- Now that we’re into Set 3 of the game, there’s a real metagame. In general, players gravitate towards building mono-orange or mono-blue. Additionally, the wider your team the more push towards orange, and the taller your team the more push towards blue. As a consequence, there’s room for what I’ll call “format pressure” cards that fill in gaps.
- Energy Pack is specifically trying to be a “Tall Orange” card. Meaning you only have large characters but you’re also playing orange cards. You can probably find other examples if you look for them.
- From the beginning, we felt that +health is a relatively complicated stat to just throw around willy-nilly. Just yesterday, we answered a rules question about Energy Pack – it just gives health, it doesn’t actually remove damage counters from your character.
- We’re very afraid of decks that can repair their characters to full health every turn. This can easily lead to games that never actually end. It’s not really a game then, more of an exercise in frustration, busy work, or a staring contest. While we aren’t willing to repair 4 damage from a character in almost any situation, Energy Pack giving +4 health is not actually repairing 4 damage. You can’t stack them up. If Energy Pack is removed, your character might get KO’d right then. For all these reasons, we like what Energy Pack is doing.
- A final reason for Energy Pack is we felt that large characters were having difficulty in our playtesting against the new black icon in Wave 3. We weren’t entirely sure if black icons would be “the hero” or “the villain”, but their guaranteed nature had us searching for a way for a large character to not get pierced to death by several small characters with black icons. Energy Pack may exactly address this, but it’s more than capable of buying a large character another turn against Pierce 3.

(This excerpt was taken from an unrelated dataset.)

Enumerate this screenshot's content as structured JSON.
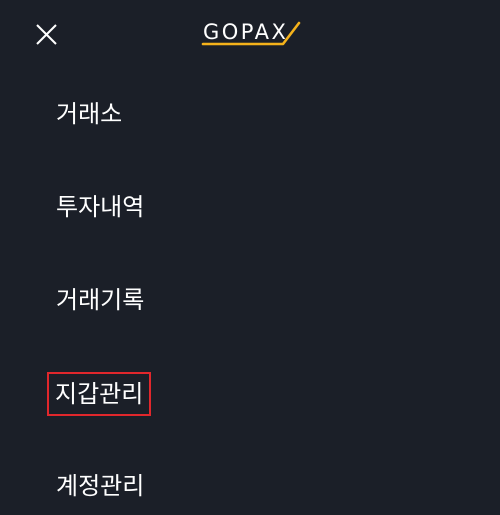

- Numerically, we felt +2 health wasn’t impactful enough, +3 was about right. However, there are some very dangerous 10-star characters that can wear an Energy Pack, as my deck above demonstrates. As part of the metagame cementing, there feels like a breakpoint of sorts at 11 stars. If you have two 11-star characters, it’s impossible to play a 3rd character because there’s no 3-star character at all in the game – you’ll be looking for star battle cards like Bolt of Lightning that I previewed here. For this reason, as loose as it may be, we settled on Energy Pack for 11+ star characters to help that breakpoint a little more.
Today we’ve taken a trip back one year to a deck I made. It’s not just a deck, it’s an insight into the many moving parts of how we create new cards for the game. This article is the condensed version – we skipped over character selection, card concepting, art commission, editing, and rules reviews. I hope you’ve been enlightened about the kind of work and care we take in making this game for you.
Until next time, may your efforts bear fruit in one year’s time.